# GOAL OF THE EXERCISE
Go through the data below and copy each line that includes "value".

# SUPPLIED RECORDS
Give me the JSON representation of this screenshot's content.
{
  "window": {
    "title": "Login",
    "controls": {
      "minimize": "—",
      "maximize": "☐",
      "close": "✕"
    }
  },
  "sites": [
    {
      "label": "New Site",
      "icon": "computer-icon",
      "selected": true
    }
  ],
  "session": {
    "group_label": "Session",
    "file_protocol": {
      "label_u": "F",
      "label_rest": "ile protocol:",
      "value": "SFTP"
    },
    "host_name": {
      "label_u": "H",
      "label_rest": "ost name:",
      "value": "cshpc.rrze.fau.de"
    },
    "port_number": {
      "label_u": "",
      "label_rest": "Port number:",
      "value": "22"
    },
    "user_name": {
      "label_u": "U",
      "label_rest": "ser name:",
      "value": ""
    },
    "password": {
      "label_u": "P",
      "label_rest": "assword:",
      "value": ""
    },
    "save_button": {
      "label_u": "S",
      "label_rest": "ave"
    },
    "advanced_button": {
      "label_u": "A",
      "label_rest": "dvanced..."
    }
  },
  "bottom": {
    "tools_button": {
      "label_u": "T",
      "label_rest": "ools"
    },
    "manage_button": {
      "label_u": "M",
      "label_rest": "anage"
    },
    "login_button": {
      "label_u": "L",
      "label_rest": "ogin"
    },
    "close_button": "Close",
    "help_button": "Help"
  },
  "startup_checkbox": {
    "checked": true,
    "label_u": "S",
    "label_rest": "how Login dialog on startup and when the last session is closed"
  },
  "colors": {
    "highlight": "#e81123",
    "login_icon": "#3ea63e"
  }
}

# ANSWER SPACE
      "value": "SFTP"
      "value": "cshpc.rrze.fau.de"
      "value": "22"
      "value": ""
      "value": ""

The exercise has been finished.